*Data:*
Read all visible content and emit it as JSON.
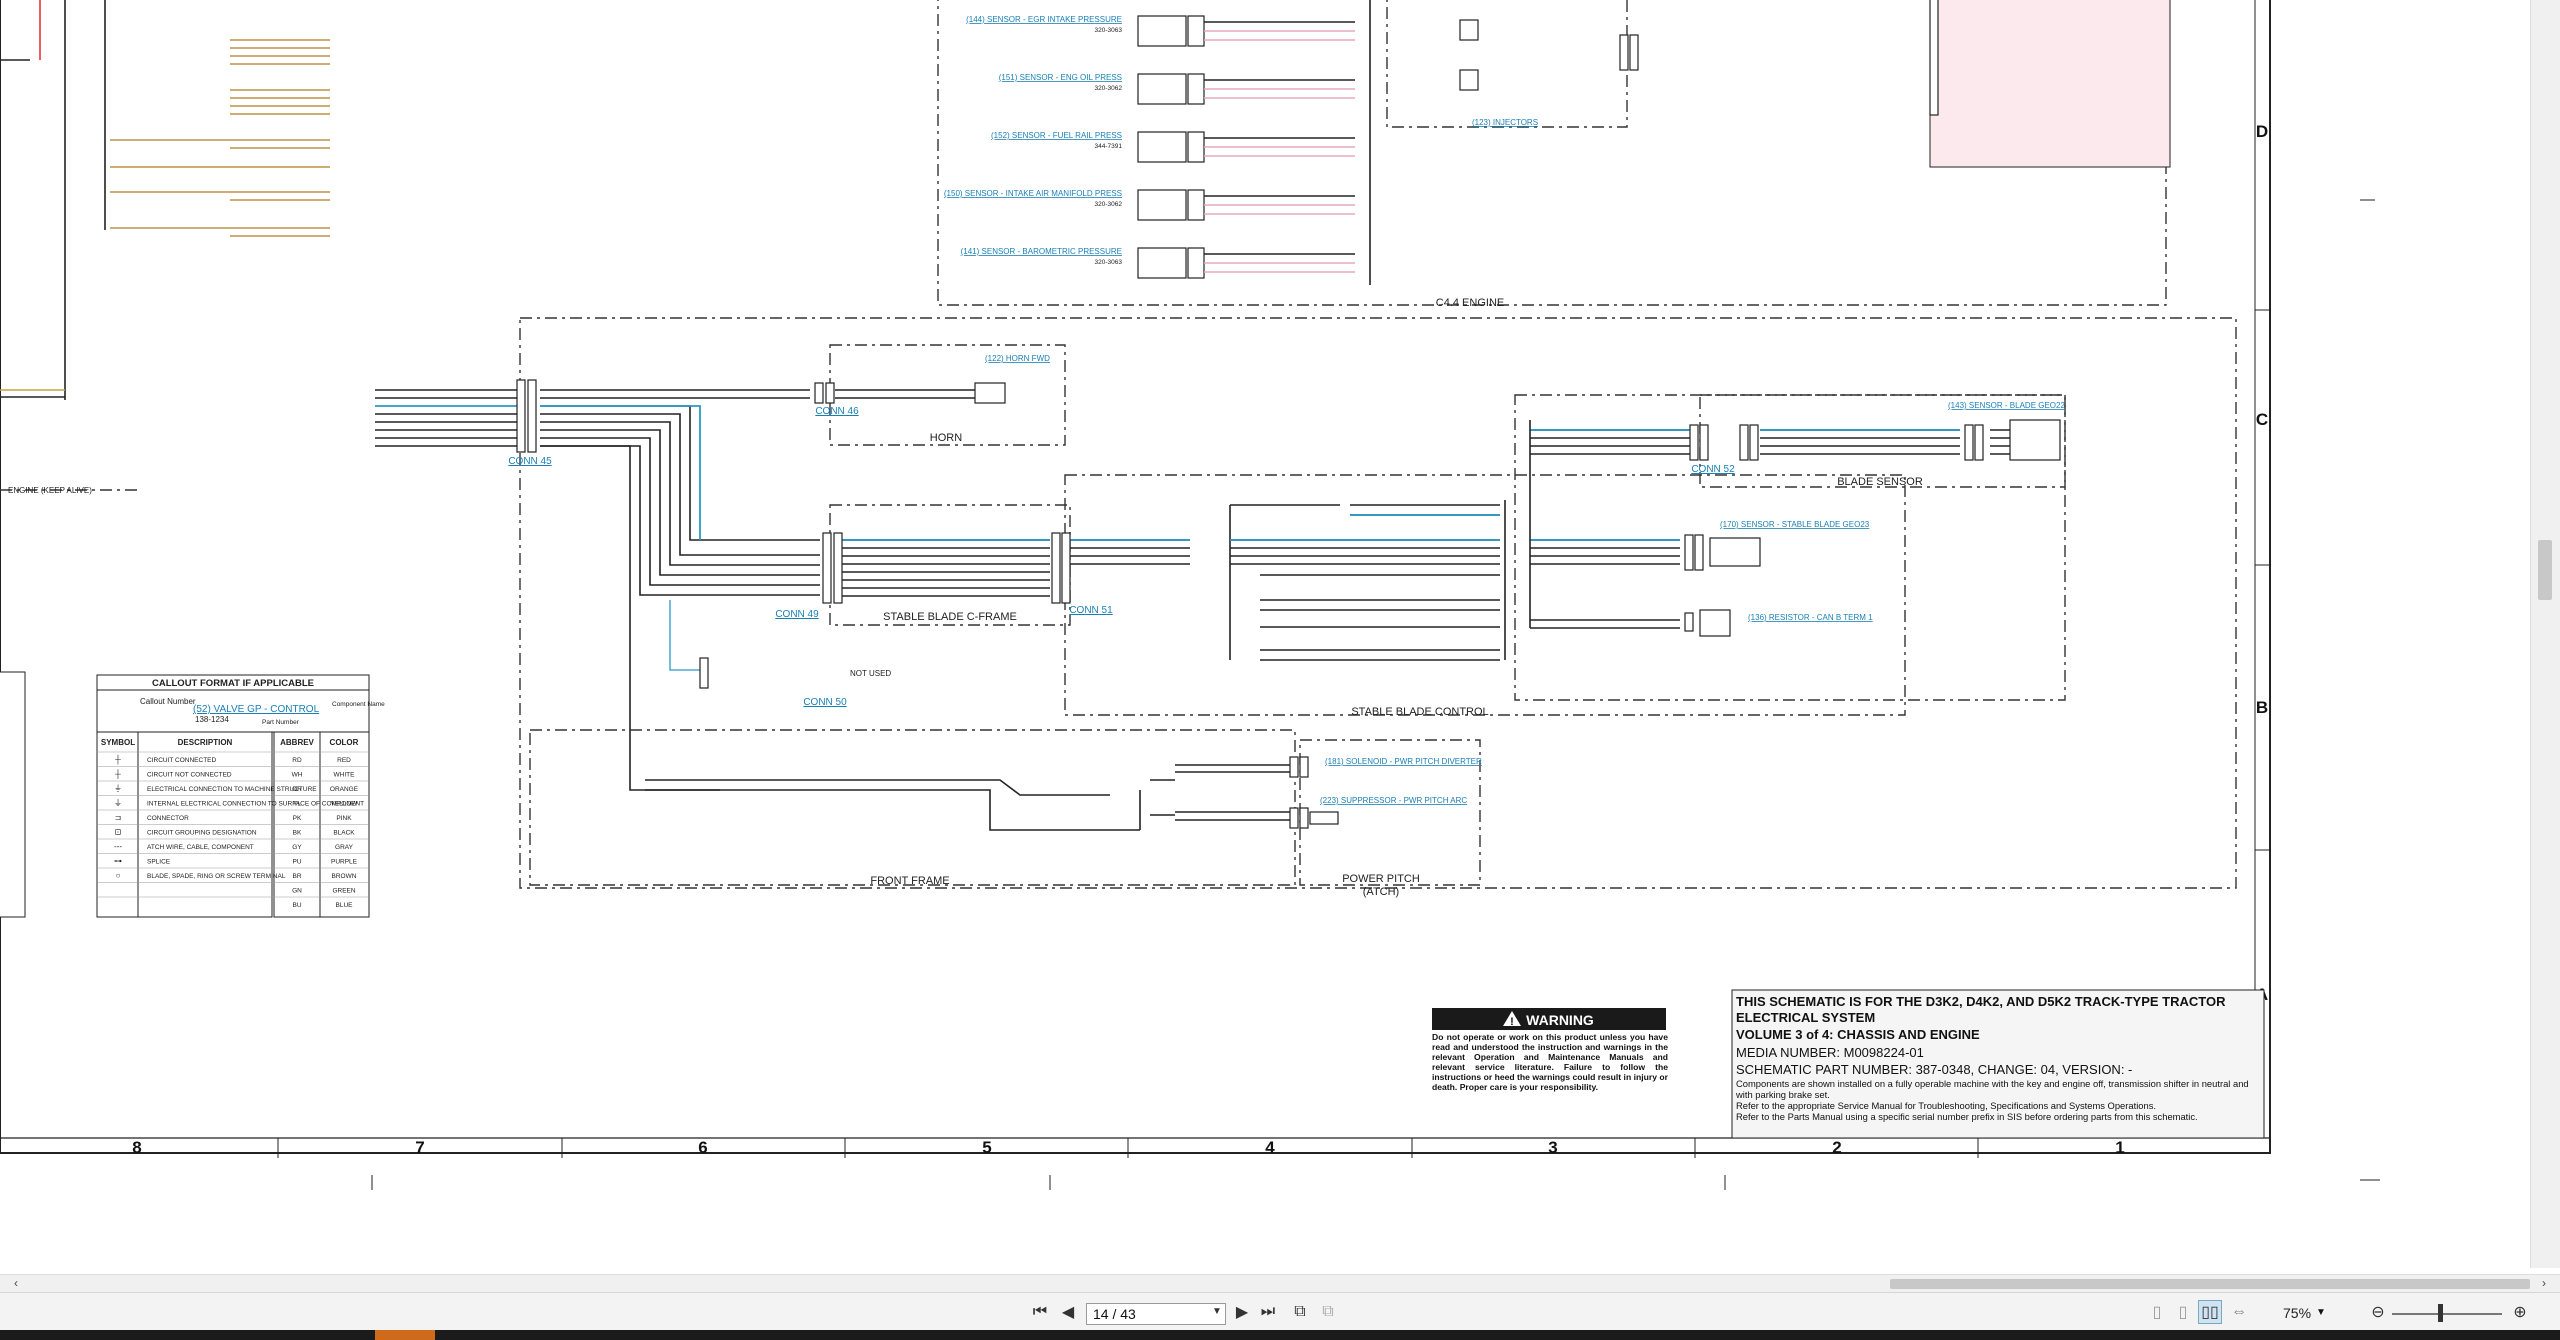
{
  "toolbar": {
    "page_current": "14 / 43",
    "zoom": "75%",
    "icons": [
      "first-page-icon",
      "prev-page-icon",
      "next-page-icon",
      "last-page-icon",
      "fit-page-icon",
      "fit-width-icon",
      "single-page-icon",
      "continuous-icon",
      "two-page-icon",
      "spread-icon",
      "zoom-out-icon",
      "zoom-in-icon"
    ]
  },
  "zones_bottom": [
    "8",
    "7",
    "6",
    "5",
    "4",
    "3",
    "2",
    "1"
  ],
  "zones_side": [
    "D",
    "C",
    "B",
    "A"
  ],
  "groups": {
    "engine": "C4.4 ENGINE",
    "horn": "HORN",
    "c_frame": "STABLE BLADE C-FRAME",
    "blade_control": "STABLE BLADE CONTROL",
    "blade_sensor": "BLADE SENSOR",
    "front_frame": "FRONT FRAME",
    "power_pitch": "POWER PITCH",
    "power_pitch_sub": "(ATCH)",
    "engine_keep_alive": "ENGINE (KEEP ALIVE)",
    "not_used": "NOT USED",
    "injector_link": "(123) INJECTORS"
  },
  "connectors": {
    "conn45": "CONN 45",
    "conn46": "CONN 46",
    "conn49": "CONN 49",
    "conn50": "CONN 50",
    "conn51": "CONN 51",
    "conn52": "CONN 52"
  },
  "sensor_links": [
    "(144) SENSOR - EGR INTAKE PRESSURE",
    "(151) SENSOR - ENG OIL PRESS",
    "(152) SENSOR - FUEL RAIL PRESS",
    "(150) SENSOR - INTAKE AIR MANIFOLD PRESS",
    "(141) SENSOR - BAROMETRIC PRESSURE"
  ],
  "sensor_parts": [
    "320-3063",
    "320-3062",
    "344-7391",
    "320-3062",
    "320-3063"
  ],
  "other_links": {
    "horn": "(122) HORN FWD",
    "blade_sensor": "(143) SENSOR - BLADE GEO22",
    "stable_blade": "(170) SENSOR - STABLE BLADE GEO23",
    "resistor": "(136) RESISTOR - CAN B TERM 1",
    "solenoid": "(181) SOLENOID - PWR PITCH DIVERTER",
    "suppressor": "(223) SUPPRESSOR - PWR PITCH ARC"
  },
  "callout": {
    "title": "CALLOUT FORMAT IF APPLICABLE",
    "callout_number": "Callout Number",
    "example": "(52) VALVE GP - CONTROL",
    "part": "138-1234",
    "component_name": "Component Name",
    "part_number": "Part Number",
    "headers": [
      "SYMBOL",
      "DESCRIPTION",
      "ABBREV",
      "COLOR"
    ],
    "rows": [
      [
        "CIRCUIT CONNECTED",
        "RD",
        "RED"
      ],
      [
        "CIRCUIT NOT CONNECTED",
        "WH",
        "WHITE"
      ],
      [
        "ELECTRICAL CONNECTION TO MACHINE STRUCTURE",
        "OR",
        "ORANGE"
      ],
      [
        "INTERNAL ELECTRICAL CONNECTION TO SURFACE OF COMPONENT",
        "YL",
        "YELLOW"
      ],
      [
        "CONNECTOR",
        "PK",
        "PINK"
      ],
      [
        "CIRCUIT GROUPING DESIGNATION",
        "BK",
        "BLACK"
      ],
      [
        "ATCH WIRE, CABLE, COMPONENT",
        "GY",
        "GRAY"
      ],
      [
        "SPLICE",
        "PU",
        "PURPLE"
      ],
      [
        "BLADE, SPADE, RING OR SCREW TERMINAL",
        "BR",
        "BROWN"
      ],
      [
        "",
        "GN",
        "GREEN"
      ],
      [
        "",
        "BU",
        "BLUE"
      ]
    ]
  },
  "warning": {
    "title": "WARNING",
    "text": "Do not operate or work on this product unless you have read and understood the instruction and warnings in the relevant Operation and Maintenance Manuals and relevant service literature. Failure to follow the instructions or heed the warnings could result in injury or death. Proper care is your responsibility."
  },
  "titleblock": {
    "line1": "THIS SCHEMATIC IS FOR THE D3K2, D4K2, AND D5K2 TRACK-TYPE TRACTOR",
    "line2": "ELECTRICAL SYSTEM",
    "line3": "VOLUME 3 of 4: CHASSIS AND ENGINE",
    "media": "MEDIA NUMBER: M0098224-01",
    "part": "SCHEMATIC PART NUMBER: 387-0348, CHANGE: 04, VERSION: -",
    "note1": "Components are shown installed on a fully operable machine with the key and engine off, transmission shifter in neutral and with parking brake set.",
    "note2": "Refer to the appropriate Service Manual for Troubleshooting, Specifications and Systems Operations.",
    "note3": "Refer to the Parts Manual using a specific serial number prefix in SIS before ordering parts from this schematic."
  },
  "colors": {
    "link_blue": "#1a7fb5",
    "wire_blue": "#2a9ac8",
    "wire_pink": "#e7a9bc",
    "ecm_fill": "#fbe9ee"
  }
}
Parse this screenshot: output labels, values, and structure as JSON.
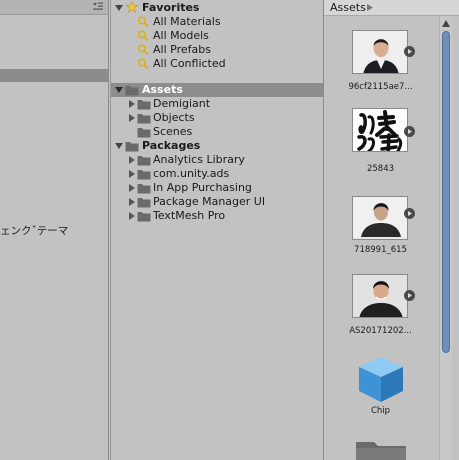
{
  "left_panel": {
    "partial_text": "ェンクˇテーマ"
  },
  "favorites": {
    "label": "Favorites",
    "items": [
      {
        "label": "All Materials"
      },
      {
        "label": "All Models"
      },
      {
        "label": "All Prefabs"
      },
      {
        "label": "All Conflicted"
      }
    ]
  },
  "assets": {
    "label": "Assets",
    "items": [
      {
        "label": "Demigiant"
      },
      {
        "label": "Objects"
      },
      {
        "label": "Scenes"
      }
    ]
  },
  "packages": {
    "label": "Packages",
    "items": [
      {
        "label": "Analytics Library"
      },
      {
        "label": "com.unity.ads"
      },
      {
        "label": "In App Purchasing"
      },
      {
        "label": "Package Manager UI"
      },
      {
        "label": "TextMesh Pro"
      }
    ]
  },
  "grid": {
    "breadcrumb": "Assets",
    "items": [
      {
        "label": "96cf2115ae7..."
      },
      {
        "label": "25843"
      },
      {
        "label": "718991_615"
      },
      {
        "label": "AS20171202..."
      },
      {
        "label": "Chip"
      }
    ]
  },
  "colors": {
    "panel_bg": "#c2c2c2",
    "selection": "#8d8d8d",
    "scroll_thumb": "#6f8fbb",
    "folder": "#6a6a6a",
    "star": "#f1c232",
    "search_icon": "#e0b000",
    "cube": "#3d93d6"
  },
  "icons": [
    "menu-icon",
    "star-icon",
    "search-icon",
    "folder-icon",
    "play-icon",
    "cube-icon",
    "scroll-up-icon"
  ]
}
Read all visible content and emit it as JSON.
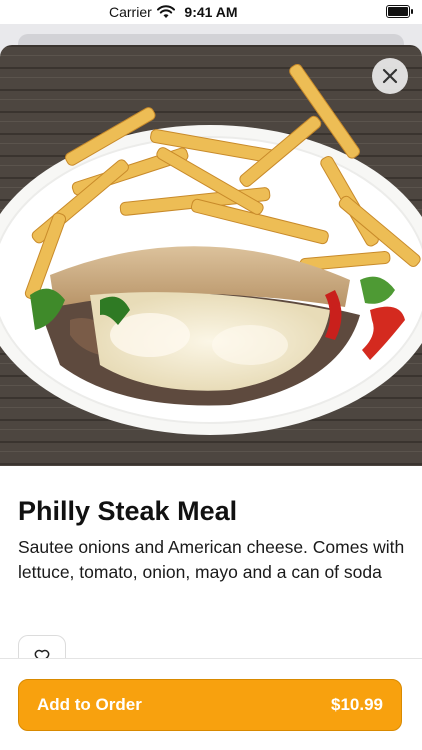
{
  "status_bar": {
    "carrier": "Carrier",
    "time": "9:41 AM",
    "battery_level": 1.0
  },
  "item": {
    "title": "Philly Steak Meal",
    "description": "Sautee onions and American cheese. Comes with lettuce, tomato, onion, mayo and a can of soda"
  },
  "icons": {
    "close": "close-icon",
    "favorite": "heart-outline-icon",
    "wifi": "wifi-icon",
    "battery": "battery-icon"
  },
  "order_button": {
    "label": "Add to Order",
    "price": "$10.99"
  },
  "colors": {
    "accent": "#f8a10e",
    "accent_border": "#d98a00"
  }
}
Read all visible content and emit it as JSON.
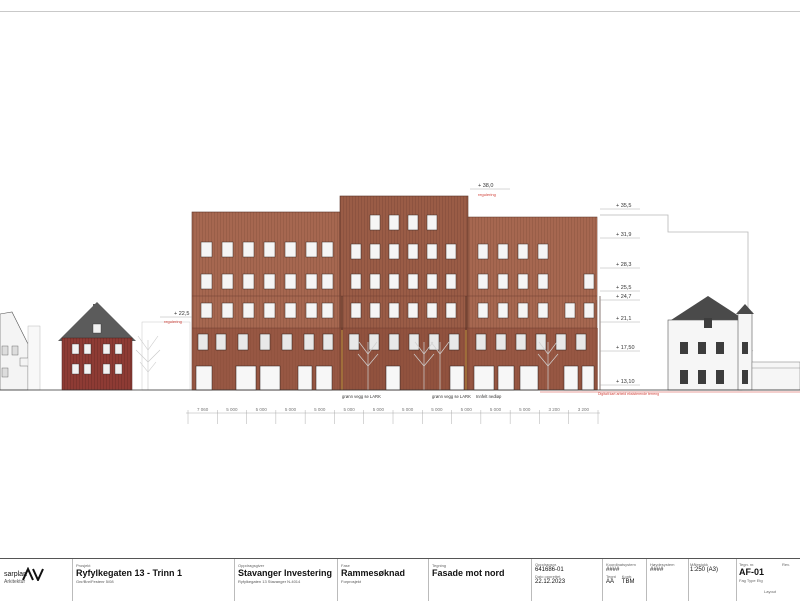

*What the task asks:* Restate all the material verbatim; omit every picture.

*Output of the exercise:*
Read all visible content and emit it as JSON.
{
  "toolbar": {
    "page_current": "14 / 43",
    "zoom": "75%",
    "icons": [
      "first-page-icon",
      "prev-page-icon",
      "next-page-icon",
      "last-page-icon",
      "fit-page-icon",
      "fit-width-icon",
      "single-page-icon",
      "continuous-icon",
      "two-page-icon",
      "spread-icon",
      "zoom-out-icon",
      "zoom-in-icon"
    ]
  },
  "zones_bottom": [
    "8",
    "7",
    "6",
    "5",
    "4",
    "3",
    "2",
    "1"
  ],
  "zones_side": [
    "D",
    "C",
    "B",
    "A"
  ],
  "groups": {
    "engine": "C4.4 ENGINE",
    "horn": "HORN",
    "c_frame": "STABLE BLADE C-FRAME",
    "blade_control": "STABLE BLADE CONTROL",
    "blade_sensor": "BLADE SENSOR",
    "front_frame": "FRONT FRAME",
    "power_pitch": "POWER PITCH",
    "power_pitch_sub": "(ATCH)",
    "engine_keep_alive": "ENGINE (KEEP ALIVE)",
    "not_used": "NOT USED",
    "injector_link": "(123) INJECTORS"
  },
  "connectors": {
    "conn45": "CONN 45",
    "conn46": "CONN 46",
    "conn49": "CONN 49",
    "conn50": "CONN 50",
    "conn51": "CONN 51",
    "conn52": "CONN 52"
  },
  "sensor_links": [
    "(144) SENSOR - EGR INTAKE PRESSURE",
    "(151) SENSOR - ENG OIL PRESS",
    "(152) SENSOR - FUEL RAIL PRESS",
    "(150) SENSOR - INTAKE AIR MANIFOLD PRESS",
    "(141) SENSOR - BAROMETRIC PRESSURE"
  ],
  "sensor_parts": [
    "320-3063",
    "320-3062",
    "344-7391",
    "320-3062",
    "320-3063"
  ],
  "other_links": {
    "horn": "(122) HORN FWD",
    "blade_sensor": "(143) SENSOR - BLADE GEO22",
    "stable_blade": "(170) SENSOR - STABLE BLADE GEO23",
    "resistor": "(136) RESISTOR - CAN B TERM 1",
    "solenoid": "(181) SOLENOID - PWR PITCH DIVERTER",
    "suppressor": "(223) SUPPRESSOR - PWR PITCH ARC"
  },
  "callout": {
    "title": "CALLOUT FORMAT IF APPLICABLE",
    "callout_number": "Callout Number",
    "example": "(52) VALVE GP - CONTROL",
    "part": "138-1234",
    "component_name": "Component Name",
    "part_number": "Part Number",
    "headers": [
      "SYMBOL",
      "DESCRIPTION",
      "ABBREV",
      "COLOR"
    ],
    "rows": [
      [
        "CIRCUIT CONNECTED",
        "RD",
        "RED"
      ],
      [
        "CIRCUIT NOT CONNECTED",
        "WH",
        "WHITE"
      ],
      [
        "ELECTRICAL CONNECTION TO MACHINE STRUCTURE",
        "OR",
        "ORANGE"
      ],
      [
        "INTERNAL ELECTRICAL CONNECTION TO SURFACE OF COMPONENT",
        "YL",
        "YELLOW"
      ],
      [
        "CONNECTOR",
        "PK",
        "PINK"
      ],
      [
        "CIRCUIT GROUPING DESIGNATION",
        "BK",
        "BLACK"
      ],
      [
        "ATCH WIRE, CABLE, COMPONENT",
        "GY",
        "GRAY"
      ],
      [
        "SPLICE",
        "PU",
        "PURPLE"
      ],
      [
        "BLADE, SPADE, RING OR SCREW TERMINAL",
        "BR",
        "BROWN"
      ],
      [
        "",
        "GN",
        "GREEN"
      ],
      [
        "",
        "BU",
        "BLUE"
      ]
    ]
  },
  "warning": {
    "title": "WARNING",
    "text": "Do not operate or work on this product unless you have read and understood the instruction and warnings in the relevant Operation and Maintenance Manuals and relevant service literature. Failure to follow the instructions or heed the warnings could result in injury or death. Proper care is your responsibility."
  },
  "titleblock": {
    "line1": "THIS SCHEMATIC IS FOR THE D3K2, D4K2, AND D5K2 TRACK-TYPE TRACTOR",
    "line2": "ELECTRICAL SYSTEM",
    "line3": "VOLUME 3 of 4: CHASSIS AND ENGINE",
    "media": "MEDIA NUMBER: M0098224-01",
    "part": "SCHEMATIC PART NUMBER: 387-0348, CHANGE: 04, VERSION: -",
    "note1": "Components are shown installed on a fully operable machine with the key and engine off, transmission shifter in neutral and with parking brake set.",
    "note2": "Refer to the appropriate Service Manual for Troubleshooting, Specifications and Systems Operations.",
    "note3": "Refer to the Parts Manual using a specific serial number prefix in SIS before ordering parts from this schematic."
  },
  "colors": {
    "link_blue": "#1a7fb5",
    "wire_blue": "#2a9ac8",
    "wire_pink": "#e7a9bc",
    "ecm_fill": "#fbe9ee"
  }
}
Parse this screenshot: output labels, values, and structure as JSON.
{
  "left_panel": {
    "partial_text": "ェンクˇテーマ"
  },
  "favorites": {
    "label": "Favorites",
    "items": [
      {
        "label": "All Materials"
      },
      {
        "label": "All Models"
      },
      {
        "label": "All Prefabs"
      },
      {
        "label": "All Conflicted"
      }
    ]
  },
  "assets": {
    "label": "Assets",
    "items": [
      {
        "label": "Demigiant"
      },
      {
        "label": "Objects"
      },
      {
        "label": "Scenes"
      }
    ]
  },
  "packages": {
    "label": "Packages",
    "items": [
      {
        "label": "Analytics Library"
      },
      {
        "label": "com.unity.ads"
      },
      {
        "label": "In App Purchasing"
      },
      {
        "label": "Package Manager UI"
      },
      {
        "label": "TextMesh Pro"
      }
    ]
  },
  "grid": {
    "breadcrumb": "Assets",
    "items": [
      {
        "label": "96cf2115ae7..."
      },
      {
        "label": "25843"
      },
      {
        "label": "718991_615"
      },
      {
        "label": "AS20171202..."
      },
      {
        "label": "Chip"
      }
    ]
  },
  "colors": {
    "panel_bg": "#c2c2c2",
    "selection": "#8d8d8d",
    "scroll_thumb": "#6f8fbb",
    "folder": "#6a6a6a",
    "star": "#f1c232",
    "search_icon": "#e0b000",
    "cube": "#3d93d6"
  },
  "icons": [
    "menu-icon",
    "star-icon",
    "search-icon",
    "folder-icon",
    "play-icon",
    "cube-icon",
    "scroll-up-icon"
  ]
}
Read all visible content and emit it as JSON.
{
  "status_bar": {
    "carrier": "Carrier",
    "time": "9:41 AM",
    "battery_level": 1.0
  },
  "item": {
    "title": "Philly Steak Meal",
    "description": "Sautee onions and American cheese. Comes with lettuce, tomato, onion, mayo and a can of soda"
  },
  "icons": {
    "close": "close-icon",
    "favorite": "heart-outline-icon",
    "wifi": "wifi-icon",
    "battery": "battery-icon"
  },
  "order_button": {
    "label": "Add to Order",
    "price": "$10.99"
  },
  "colors": {
    "accent": "#f8a10e",
    "accent_border": "#d98a00"
  }
}
Read all visible content and emit it as JSON.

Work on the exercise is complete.